Here’s the background on Hays Paddock:
It was the first community playground in Australia designed so that all children could play on an equal basis regardless of their physical or intellectual capabilities. The need for a playground such as this was brought to the council’s attention by Dani Blanden and Jenny Graham who are parents of regular and disabled children. Working together with parents like Dani and Jenny, the City of Boroondara came up with the adventure playground in Hays Paddock.
The playground is currently undergoing further ammendments since it was first constructed but children are still able to play there. The area is fenced off with a latched gate so parents can relax while their children run freely within the compound. There’s also a BBQ pit and tables with benches if you want to make a day of it. That said, it is a popular place, even on a weekday, so it pays to get in early.
What’s at the playground?

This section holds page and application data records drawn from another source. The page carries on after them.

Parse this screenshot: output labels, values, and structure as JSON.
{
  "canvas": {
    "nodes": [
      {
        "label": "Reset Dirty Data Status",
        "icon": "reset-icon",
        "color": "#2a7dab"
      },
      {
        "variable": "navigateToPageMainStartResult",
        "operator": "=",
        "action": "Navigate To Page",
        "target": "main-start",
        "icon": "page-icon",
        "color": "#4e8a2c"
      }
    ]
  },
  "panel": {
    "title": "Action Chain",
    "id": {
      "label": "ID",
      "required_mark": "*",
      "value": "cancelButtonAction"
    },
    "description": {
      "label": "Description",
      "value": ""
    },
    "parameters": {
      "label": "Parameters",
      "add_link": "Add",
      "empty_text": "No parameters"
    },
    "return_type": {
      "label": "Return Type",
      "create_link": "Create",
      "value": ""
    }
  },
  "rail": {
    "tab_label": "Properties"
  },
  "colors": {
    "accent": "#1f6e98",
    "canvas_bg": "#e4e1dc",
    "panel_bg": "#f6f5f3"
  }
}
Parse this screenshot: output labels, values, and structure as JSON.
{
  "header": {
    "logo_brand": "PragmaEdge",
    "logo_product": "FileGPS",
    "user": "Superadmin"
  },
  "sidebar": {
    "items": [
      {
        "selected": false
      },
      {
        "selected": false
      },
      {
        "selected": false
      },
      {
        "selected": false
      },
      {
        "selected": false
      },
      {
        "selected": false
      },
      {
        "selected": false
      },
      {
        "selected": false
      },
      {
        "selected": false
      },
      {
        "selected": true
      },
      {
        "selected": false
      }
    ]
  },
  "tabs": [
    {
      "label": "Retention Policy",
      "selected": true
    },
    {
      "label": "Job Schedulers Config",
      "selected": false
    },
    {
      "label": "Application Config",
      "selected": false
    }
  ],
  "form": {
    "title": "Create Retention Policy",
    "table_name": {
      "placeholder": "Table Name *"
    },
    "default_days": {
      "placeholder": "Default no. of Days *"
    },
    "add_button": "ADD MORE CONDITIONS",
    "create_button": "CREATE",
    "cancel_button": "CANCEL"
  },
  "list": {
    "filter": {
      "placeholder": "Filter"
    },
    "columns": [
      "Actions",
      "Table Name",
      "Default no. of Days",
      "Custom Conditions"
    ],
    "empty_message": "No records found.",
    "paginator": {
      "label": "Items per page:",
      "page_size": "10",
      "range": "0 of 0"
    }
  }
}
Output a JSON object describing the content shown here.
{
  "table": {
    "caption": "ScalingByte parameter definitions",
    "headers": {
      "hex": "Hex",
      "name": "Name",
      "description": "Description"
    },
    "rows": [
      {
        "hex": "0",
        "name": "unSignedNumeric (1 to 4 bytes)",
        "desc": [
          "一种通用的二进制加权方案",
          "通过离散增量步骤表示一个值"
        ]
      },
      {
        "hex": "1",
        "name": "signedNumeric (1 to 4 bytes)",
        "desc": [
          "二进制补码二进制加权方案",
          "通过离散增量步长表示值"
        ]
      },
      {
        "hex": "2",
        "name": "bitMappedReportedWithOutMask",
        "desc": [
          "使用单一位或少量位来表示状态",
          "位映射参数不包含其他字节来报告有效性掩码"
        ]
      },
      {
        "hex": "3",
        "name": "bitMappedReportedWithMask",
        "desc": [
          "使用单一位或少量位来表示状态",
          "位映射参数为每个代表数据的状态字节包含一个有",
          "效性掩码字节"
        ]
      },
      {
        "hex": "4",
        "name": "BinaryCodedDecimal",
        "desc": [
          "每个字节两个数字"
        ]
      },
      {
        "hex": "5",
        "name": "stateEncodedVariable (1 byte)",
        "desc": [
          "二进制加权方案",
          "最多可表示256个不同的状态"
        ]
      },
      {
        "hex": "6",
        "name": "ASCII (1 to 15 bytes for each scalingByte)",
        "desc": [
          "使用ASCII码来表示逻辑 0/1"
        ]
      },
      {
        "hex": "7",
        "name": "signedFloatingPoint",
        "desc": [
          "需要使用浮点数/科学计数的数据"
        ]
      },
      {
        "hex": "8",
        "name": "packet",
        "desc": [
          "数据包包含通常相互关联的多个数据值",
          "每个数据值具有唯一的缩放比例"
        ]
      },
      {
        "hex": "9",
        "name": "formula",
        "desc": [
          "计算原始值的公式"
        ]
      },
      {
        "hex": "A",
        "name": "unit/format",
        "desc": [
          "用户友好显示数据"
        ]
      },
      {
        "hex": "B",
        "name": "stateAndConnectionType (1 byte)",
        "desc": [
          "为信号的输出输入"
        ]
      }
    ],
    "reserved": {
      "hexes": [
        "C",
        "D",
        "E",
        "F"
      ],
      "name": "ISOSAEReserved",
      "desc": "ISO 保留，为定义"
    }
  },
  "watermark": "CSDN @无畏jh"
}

Some kind of climbing structure which the kids can climb onto and bounce around on. There were also a couple of hammocks around that were largely being used by the children as extra play equipment.
The good ol’ faithful climbing structure with slides.

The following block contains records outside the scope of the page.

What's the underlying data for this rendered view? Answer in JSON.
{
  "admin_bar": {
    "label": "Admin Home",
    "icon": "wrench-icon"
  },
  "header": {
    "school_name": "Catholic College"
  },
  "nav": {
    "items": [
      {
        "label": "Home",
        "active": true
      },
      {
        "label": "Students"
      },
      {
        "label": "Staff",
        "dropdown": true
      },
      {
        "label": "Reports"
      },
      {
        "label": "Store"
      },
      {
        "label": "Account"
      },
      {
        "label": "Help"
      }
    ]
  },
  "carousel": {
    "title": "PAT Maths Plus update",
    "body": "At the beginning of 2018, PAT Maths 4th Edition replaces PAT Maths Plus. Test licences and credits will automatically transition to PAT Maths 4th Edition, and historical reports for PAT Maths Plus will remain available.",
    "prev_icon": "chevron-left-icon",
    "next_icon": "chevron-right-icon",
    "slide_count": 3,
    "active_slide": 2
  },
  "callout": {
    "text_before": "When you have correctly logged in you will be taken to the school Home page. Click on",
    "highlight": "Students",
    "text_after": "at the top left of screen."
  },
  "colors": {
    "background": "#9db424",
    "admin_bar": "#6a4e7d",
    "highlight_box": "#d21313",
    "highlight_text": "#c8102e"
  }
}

A long ramp leading up to a lookout that the kids can run up and down on (or they can climb the rope ladder on the other side if they are capable of it).
What’s a playground without swings? Aristotles hot new favourite feature is the swing. A playground isn’t a playground unless it has a swing (and I was just saying all kids appreciate any playground – well, this is what happens when they grow up a little).
There is also a swing for disabled children because everyone should be able to join in the fun.
There are also various musical features around the park like these bells (just in case you couldn’t figure out what they were – don’t worry, I didn’t know what they were either until some of the kids started ringing the bells).
The highlight of the whole park – the sandpit. It comes complete with excavators and diggers, too! This was the best part for Aristotle and Hercules. They had so much fun in there that they tried to take home half the sand in their clothes and shoes. It was nice to watch germaphobe Aristotle rolling in the sand, though. I think it goes without saying that Hercules got right into it without any prompting.
While the kids were playing, we discovered from the workers at the park that there is another similar park out in Markham Reserve, Victory Boulevard, Ashburton. There is a write-up about it on Melbourne Playgrounds. Check out a view of the park here:
Of course, there are also the paid jungle gyms that you can take the kids to like Monkey Mania at the Docklands, but with all the free parks and playgrounds available, there really isn’t a need to frequent these places.
For more parks and activities you can do with the kids around Melbourne, you should check out Melbourne Playgrounds.
2 thoughts on “Activities: Melbourne Playground Crawl”
You mentioned that the Melbourne Playgrounds review was out of date. Actually the playground you linked to was demolished and the review for the new playground is here:
Ian (Melbourne Playgrounds)
Thanks for the update! This post was written 6 years ago.